There are plenty of fantastic theatrical performances to get your teeth sunk into this month, like How to Hold Your Breath at the Royal Court. A brilliant piece of new writing from Zinnie Harris, and directed by Vicky Featherstone, this play offers a witty, dark and provocative insight into European culture, questioning our principles and how we live now. Also not to be missed is Vault Festival, returning to the Waterloo tunnels with six weeks of "entertainment, ideas and chaos". Its two headline productions – True Brits by rising British Asian playwright Vinay Patel; and Yve Blake’s The Lie Collector, a musical celebration of real life confessions – promise exciting viewing. Finally, running for a limited 5-week period at the Trafalgar Studios, is Boa, a tender and powerful love story spanning thirty years, three continents and two wars, starring Dame Harriet Walter and her husband Guy Paul. A Valentine’s Day excursion perhaps?

Valentine’s Day 
And speaking of Valentine's Day, why not surprise your loved one this year and go beyond the predictable remit of red roses and chocolates? You could take a trip to Keats’ house in Hampstead to see original copies of his exquisite Romantic poems and letters to Fanny Brawne or head to the Charles Dickens museum's pop-up gin library where, for one night only, you can revel in artisanal gin specialties in the candlelit basement. For a more lively option, there's Wilton's Music Hall's Valentine Stomp, where a twenty piece jazz orchestra will perform scintillating Big Band tracks to transport you back to the golden era of Swing. Meanwhile, Tom’s Kitchen is offering a delectable Valentine’s day menu designed for sharing – perfect for those in quest of a romantic tête-à-tête.

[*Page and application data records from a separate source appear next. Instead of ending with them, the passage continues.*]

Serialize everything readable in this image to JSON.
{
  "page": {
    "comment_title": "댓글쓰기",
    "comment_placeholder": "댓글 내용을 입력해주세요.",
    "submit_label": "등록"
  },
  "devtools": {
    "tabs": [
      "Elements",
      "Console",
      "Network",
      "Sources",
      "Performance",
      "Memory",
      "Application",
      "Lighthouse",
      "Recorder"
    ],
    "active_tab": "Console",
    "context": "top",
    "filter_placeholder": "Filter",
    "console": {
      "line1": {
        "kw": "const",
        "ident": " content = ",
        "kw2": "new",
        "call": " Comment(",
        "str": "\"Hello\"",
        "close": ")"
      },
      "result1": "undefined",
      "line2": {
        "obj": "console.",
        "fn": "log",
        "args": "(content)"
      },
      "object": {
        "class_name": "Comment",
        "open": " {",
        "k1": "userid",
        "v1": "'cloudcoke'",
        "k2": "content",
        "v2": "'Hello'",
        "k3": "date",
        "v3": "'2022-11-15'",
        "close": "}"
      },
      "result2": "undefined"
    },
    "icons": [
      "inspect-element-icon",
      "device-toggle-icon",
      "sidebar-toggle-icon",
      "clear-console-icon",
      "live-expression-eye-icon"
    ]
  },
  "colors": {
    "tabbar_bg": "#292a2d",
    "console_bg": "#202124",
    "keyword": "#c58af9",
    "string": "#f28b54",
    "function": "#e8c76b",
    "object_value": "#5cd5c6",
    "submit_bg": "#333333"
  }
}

And for those unwilling to eschew chocolate entirely, why not take a walking tour of London’s chocolatier history with Cocoa Hernando – a chance to explore the dark and depraved history of chocolate in Hogarth’s London, complete with an artisanal chocolate sampling at every pit stop along the way? And finally, for the ultimate Valentine's Day film, there's Love is All, Kim Longinotto's acclaimed documentary made up of 100 years of BFI love scenes on screen, set to a stunning Richard Hawley score.

Compiled by Arabella Noortman and Daisy Woodward